In collaboration with the RI-MUHC BSL3 Facility at McGill University, Montreal, we evaluated the clinical signs of these mice to SARS-CoV2 using our non-intrusive and external cage technology directly in the home rack, called the Digital Ventilated Cage (DVC®) (Iannello, 2019; Pernold et al., 2019). Eight K18-hACE2 (C57Bl/6J background) mice were exposed to the SARS-COV-2 virus, and locomotion was assessed for six days. Body weight was measured daily.

Results & Brief Discussion

The graphs show that there was a significant decrease in distance travelled of about 50% after two days, and a full decline of 98% after four days, following inoculation. Notably, after six days the animals were completely immobile. These results indicate sickness of the animal, and it is the first data of its kind showing that SARS-CoV-2 impacts in such a dramatic way on animal locomotion. In contrast, mice started to show body weight loss only after 4 days, and a decline of 15-20% 6-7 days after inoculation (data not shown). These findings are in agreement with what has been recently published (Jiang et al., 2020; Winkler et al., 2020).

Figure Gaburro.jpg

It is of interest to note that locomotion results are in line with what was reported previously in other studies, namely that, after seven days of SARS inoculation, the hACE2 mouse model become very sick up and eventually died after seven days (McCray et al., 2007).


The home cage monitoring system demonstrated its potential to identify clinical signs of the effect of the virus. Future studies are on the way to clarify whether successful vaccine(s) can revert or at least ameliorate the SARS-CoV-2 induced clinical sign, namely hypolocomotion, in this mouse model. Since the technology can be applied in BSL-3 and 4 environments, the same system could also be used for automated, high-throughput and unbiased data collection when investigating neurological diseases such as rabies or other zoonoses.


The research was funded by MI4 at McGill University, Montreal, Canada.

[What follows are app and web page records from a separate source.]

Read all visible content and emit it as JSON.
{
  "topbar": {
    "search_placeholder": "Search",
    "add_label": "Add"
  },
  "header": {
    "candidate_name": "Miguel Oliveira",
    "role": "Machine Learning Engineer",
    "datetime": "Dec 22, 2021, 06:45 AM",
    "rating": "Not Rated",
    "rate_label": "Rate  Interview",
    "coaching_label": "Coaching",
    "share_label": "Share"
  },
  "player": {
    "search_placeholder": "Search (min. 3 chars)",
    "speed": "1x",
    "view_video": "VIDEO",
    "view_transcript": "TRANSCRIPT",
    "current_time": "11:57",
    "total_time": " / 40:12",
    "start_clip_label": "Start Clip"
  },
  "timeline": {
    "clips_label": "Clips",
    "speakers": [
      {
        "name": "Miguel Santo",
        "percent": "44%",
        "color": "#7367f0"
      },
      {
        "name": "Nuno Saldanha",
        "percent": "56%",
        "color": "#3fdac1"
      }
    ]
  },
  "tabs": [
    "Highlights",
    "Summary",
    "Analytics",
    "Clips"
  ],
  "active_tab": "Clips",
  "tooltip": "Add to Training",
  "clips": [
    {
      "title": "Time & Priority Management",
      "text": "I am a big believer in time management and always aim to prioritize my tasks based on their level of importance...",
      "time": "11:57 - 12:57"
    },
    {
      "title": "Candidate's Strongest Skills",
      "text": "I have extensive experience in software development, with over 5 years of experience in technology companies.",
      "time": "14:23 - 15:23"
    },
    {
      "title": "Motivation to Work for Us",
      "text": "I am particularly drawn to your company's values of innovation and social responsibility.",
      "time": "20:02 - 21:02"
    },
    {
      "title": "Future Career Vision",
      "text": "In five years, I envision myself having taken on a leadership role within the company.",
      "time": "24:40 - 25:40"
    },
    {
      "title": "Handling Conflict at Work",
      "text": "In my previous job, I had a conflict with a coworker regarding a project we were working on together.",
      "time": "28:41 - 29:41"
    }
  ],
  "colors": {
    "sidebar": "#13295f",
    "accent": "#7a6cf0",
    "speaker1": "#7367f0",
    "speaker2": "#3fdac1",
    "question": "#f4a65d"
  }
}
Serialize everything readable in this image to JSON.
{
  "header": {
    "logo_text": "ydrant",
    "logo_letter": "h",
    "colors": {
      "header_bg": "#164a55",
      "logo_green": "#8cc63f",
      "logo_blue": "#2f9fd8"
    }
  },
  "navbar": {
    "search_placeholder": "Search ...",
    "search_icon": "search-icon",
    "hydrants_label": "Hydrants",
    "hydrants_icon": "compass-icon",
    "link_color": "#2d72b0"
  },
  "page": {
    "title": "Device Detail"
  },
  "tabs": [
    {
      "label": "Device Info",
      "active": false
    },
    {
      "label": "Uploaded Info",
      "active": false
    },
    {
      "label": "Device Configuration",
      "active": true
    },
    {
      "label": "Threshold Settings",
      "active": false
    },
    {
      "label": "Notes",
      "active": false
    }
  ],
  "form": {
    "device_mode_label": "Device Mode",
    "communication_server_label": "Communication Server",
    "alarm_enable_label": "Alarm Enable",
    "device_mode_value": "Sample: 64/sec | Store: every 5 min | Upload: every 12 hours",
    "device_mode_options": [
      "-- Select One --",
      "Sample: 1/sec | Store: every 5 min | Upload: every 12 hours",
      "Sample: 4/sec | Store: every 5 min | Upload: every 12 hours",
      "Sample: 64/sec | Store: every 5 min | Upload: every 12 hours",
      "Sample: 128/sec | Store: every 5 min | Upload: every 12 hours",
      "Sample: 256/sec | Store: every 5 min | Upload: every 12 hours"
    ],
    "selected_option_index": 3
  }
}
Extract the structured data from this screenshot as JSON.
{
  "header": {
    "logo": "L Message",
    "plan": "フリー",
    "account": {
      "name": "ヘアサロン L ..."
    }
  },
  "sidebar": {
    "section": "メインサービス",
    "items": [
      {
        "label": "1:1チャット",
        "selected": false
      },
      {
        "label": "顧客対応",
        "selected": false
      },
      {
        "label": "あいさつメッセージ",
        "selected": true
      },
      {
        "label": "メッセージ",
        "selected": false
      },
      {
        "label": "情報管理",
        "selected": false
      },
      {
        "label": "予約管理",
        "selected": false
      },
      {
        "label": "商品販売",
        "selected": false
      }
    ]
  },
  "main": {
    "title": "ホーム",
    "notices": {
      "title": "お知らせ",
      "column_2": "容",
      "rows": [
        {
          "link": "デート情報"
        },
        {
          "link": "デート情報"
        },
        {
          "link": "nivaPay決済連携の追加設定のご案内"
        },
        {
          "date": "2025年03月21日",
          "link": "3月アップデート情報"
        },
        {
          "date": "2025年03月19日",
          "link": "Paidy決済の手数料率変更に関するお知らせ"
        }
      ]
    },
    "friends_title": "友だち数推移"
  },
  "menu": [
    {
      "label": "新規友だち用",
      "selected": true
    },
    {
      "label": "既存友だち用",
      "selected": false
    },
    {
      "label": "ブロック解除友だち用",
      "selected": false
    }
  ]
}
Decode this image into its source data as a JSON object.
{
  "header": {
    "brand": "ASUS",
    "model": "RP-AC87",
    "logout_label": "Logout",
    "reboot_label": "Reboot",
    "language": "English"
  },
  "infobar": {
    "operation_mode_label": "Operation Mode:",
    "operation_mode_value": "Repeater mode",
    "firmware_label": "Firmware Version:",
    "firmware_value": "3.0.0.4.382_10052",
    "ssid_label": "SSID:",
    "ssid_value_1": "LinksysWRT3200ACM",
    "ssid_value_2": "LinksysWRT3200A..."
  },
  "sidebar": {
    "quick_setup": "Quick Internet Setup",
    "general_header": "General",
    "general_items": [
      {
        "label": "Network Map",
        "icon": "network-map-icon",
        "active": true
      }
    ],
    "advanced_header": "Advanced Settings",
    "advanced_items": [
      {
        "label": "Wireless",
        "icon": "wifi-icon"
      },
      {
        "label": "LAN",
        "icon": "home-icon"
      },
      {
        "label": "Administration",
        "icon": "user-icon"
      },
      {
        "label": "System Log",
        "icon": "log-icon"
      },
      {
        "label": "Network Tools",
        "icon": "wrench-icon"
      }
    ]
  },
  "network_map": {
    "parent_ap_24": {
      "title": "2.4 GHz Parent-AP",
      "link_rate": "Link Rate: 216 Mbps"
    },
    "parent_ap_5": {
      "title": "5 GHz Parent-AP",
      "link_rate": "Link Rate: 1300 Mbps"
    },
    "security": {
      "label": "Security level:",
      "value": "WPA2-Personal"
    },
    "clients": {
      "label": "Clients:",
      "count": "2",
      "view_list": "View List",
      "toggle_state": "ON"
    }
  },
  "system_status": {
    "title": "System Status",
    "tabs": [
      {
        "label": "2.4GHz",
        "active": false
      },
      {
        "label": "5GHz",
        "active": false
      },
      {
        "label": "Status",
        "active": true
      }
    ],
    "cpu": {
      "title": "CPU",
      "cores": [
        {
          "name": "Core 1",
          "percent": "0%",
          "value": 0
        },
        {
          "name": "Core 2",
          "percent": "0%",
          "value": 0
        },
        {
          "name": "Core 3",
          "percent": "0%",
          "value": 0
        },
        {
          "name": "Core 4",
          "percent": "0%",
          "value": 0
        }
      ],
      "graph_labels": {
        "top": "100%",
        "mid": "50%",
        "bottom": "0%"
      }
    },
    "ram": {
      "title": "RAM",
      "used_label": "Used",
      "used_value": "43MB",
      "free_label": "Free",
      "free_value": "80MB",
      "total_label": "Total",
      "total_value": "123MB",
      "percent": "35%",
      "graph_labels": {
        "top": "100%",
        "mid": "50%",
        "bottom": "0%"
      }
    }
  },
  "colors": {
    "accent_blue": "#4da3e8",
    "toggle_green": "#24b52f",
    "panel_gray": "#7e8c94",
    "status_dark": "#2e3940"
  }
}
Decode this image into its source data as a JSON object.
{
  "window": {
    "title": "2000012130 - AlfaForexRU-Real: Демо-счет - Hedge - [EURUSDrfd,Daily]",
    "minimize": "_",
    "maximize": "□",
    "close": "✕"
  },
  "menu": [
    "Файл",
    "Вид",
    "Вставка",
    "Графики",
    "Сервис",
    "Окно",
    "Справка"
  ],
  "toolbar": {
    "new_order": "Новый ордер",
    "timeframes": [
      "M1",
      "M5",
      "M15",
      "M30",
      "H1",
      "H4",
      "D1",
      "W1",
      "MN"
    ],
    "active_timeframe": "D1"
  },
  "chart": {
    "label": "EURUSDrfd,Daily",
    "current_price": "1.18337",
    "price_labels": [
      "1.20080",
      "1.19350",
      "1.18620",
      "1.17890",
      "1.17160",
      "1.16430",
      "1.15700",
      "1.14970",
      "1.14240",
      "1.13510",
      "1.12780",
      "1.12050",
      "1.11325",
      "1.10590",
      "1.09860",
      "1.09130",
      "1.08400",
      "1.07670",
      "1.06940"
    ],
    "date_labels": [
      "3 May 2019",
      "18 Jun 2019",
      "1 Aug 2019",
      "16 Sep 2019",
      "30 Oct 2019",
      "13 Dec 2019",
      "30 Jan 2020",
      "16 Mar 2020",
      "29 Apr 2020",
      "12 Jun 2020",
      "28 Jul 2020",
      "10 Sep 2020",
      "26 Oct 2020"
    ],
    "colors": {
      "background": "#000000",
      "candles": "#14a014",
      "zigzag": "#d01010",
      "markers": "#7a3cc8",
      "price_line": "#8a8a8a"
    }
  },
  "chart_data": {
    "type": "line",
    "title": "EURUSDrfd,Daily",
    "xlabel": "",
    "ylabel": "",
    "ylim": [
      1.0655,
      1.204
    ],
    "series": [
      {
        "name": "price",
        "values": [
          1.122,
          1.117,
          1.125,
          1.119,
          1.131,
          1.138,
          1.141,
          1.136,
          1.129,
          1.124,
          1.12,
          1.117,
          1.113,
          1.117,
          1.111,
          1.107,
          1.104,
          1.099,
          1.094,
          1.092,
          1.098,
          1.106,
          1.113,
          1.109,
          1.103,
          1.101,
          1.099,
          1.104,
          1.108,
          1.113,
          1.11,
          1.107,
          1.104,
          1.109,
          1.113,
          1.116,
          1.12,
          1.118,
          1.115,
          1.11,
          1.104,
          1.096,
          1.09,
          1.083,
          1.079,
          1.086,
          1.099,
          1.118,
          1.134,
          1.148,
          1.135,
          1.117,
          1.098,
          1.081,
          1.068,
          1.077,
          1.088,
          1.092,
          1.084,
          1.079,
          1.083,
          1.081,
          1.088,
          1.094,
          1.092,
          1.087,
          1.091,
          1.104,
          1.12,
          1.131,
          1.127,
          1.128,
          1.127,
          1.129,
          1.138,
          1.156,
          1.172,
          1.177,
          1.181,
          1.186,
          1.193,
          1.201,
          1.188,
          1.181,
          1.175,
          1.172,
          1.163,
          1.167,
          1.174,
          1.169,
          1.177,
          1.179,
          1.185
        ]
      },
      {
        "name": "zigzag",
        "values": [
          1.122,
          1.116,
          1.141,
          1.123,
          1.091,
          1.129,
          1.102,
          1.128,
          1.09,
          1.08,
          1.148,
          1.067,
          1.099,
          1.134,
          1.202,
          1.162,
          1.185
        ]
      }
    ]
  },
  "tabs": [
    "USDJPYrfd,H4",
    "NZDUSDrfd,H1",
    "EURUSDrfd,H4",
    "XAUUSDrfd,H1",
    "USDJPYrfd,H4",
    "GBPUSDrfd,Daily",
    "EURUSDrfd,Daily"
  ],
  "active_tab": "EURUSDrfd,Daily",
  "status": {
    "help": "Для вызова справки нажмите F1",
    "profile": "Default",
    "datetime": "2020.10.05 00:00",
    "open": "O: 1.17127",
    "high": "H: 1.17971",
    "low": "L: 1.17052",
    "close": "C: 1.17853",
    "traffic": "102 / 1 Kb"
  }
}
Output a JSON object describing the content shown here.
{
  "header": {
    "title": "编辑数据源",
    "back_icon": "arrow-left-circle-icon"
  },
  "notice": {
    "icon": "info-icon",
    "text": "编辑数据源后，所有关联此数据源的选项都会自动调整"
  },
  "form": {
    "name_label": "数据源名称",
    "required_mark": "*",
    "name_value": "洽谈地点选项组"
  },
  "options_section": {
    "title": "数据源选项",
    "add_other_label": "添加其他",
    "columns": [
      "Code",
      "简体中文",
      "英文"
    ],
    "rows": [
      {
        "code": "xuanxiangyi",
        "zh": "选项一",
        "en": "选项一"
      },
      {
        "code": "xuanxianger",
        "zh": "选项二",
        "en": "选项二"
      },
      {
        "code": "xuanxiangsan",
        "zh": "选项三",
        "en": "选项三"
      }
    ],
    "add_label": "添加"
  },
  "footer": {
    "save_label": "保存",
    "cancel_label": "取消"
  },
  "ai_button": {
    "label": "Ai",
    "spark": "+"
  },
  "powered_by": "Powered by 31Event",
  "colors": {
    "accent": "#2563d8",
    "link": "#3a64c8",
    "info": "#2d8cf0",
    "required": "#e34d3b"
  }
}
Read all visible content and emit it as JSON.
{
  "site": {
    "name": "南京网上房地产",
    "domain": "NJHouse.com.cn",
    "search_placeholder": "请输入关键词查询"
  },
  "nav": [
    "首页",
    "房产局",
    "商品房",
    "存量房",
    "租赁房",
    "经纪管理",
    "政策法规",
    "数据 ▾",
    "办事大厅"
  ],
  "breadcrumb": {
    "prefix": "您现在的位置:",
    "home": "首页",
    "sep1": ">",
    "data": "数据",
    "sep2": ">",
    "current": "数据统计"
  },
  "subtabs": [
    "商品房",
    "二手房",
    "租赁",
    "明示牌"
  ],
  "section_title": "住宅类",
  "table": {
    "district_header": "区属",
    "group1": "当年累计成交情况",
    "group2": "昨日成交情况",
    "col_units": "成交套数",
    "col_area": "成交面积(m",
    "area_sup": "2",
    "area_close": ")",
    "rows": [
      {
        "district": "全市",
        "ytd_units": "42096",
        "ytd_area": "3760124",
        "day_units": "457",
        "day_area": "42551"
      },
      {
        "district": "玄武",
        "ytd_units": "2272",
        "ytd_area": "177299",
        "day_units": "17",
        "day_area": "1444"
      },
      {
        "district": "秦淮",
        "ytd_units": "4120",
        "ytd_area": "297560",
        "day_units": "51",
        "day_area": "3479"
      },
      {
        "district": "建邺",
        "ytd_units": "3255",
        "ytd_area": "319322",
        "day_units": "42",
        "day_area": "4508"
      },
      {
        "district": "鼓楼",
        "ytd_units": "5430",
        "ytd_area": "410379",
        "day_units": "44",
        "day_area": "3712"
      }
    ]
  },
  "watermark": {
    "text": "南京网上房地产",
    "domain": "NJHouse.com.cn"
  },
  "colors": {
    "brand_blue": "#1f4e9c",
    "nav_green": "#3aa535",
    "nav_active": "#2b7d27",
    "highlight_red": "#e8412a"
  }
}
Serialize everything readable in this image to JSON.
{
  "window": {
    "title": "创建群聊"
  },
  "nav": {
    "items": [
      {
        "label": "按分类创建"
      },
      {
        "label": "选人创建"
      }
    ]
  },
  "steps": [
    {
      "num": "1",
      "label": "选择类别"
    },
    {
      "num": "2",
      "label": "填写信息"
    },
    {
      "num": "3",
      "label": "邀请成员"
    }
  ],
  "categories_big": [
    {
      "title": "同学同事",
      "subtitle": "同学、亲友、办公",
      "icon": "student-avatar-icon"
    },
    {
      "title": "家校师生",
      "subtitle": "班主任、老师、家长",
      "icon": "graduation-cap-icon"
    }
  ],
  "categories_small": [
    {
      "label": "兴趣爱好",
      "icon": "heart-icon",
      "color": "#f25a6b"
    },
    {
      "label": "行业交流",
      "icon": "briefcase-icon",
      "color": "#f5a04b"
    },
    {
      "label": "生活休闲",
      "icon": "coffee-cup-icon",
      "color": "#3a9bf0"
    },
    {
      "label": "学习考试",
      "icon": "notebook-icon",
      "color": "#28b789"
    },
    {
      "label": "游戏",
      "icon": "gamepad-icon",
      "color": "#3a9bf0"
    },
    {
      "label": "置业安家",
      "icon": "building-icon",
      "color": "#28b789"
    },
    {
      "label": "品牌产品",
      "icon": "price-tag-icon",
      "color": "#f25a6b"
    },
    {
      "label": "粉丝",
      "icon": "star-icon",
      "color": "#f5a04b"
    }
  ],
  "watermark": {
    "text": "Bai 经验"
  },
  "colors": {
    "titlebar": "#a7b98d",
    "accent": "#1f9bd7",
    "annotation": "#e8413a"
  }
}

  1. Iannello, F. (2019). Non-intrusive high throughput automated data collection from the home cage. Heliyon 5, e01454.
  2. Jiang, R.D., Liu, M.Q., Chen, Y., Shan, C., Zhou, Y.W., Shen, X.R., Li, Q., Zhang, L., Zhu, Y., Si, H.R., Wang, Q., Min, J., Wang, X., Zhang, W., Li, B., Zhang, H.J., Baric, R.S., Zhou, P., Yang, X.L., and Shi, Z.L. (2020). Pathogenesis of SARS-CoV-2 in Transgenic Mice Expressing Human Angiotensin-Converting Enzyme 2. Cell 182, 50-58 e58.
  3. McCray, P.B., Jr., Pewe, L., Wohlford-Lenane, C., Hickey, M., Manzel, L., Shi, L., Netland, J., Jia, H.P., Halabi, C., Sigmund, C.D., Meyerholz, D.K., Kirby, P., Look, D.C., and Perlman, S. (2007). Lethal infection of K18-hACE2 mice infected with severe acute respiratory syndrome coronavirus. J Virol 81, 813-821.
  4. Pernold, K., Iannello, F., Low, B.E., Rigamonti, M., Rosati, G., Scavizzi, F., Wang, J., Raspa, M., Wiles, M.V., and Ulfhake, B. (2019). Towards large scale automated cage monitoring - Diurnal rhythm and impact of interventions on in-cage activity of C57BL/6J mice recorded 24/7 with a non-disrupting capacitive-based technique. PLoS One 14, e0211063.
  5. Winkler, E.S., Bailey, A.L., Kafai, N.M., Nair, S., Mccune, B.T., Yu, J., Fox, J.M., Chen, R.E., Earnest, J.T., Keeler, S.P., Ritter, J.H., Kang, L.I., Dort, S., Robichaud, A., Head, R., Holtzman, M.J., and Diamond, M.S. (2020). SARS-CoV-2 infection of human ACE2-transgenic mice causes severe lung inflammation and impaired function. Nat Immunol.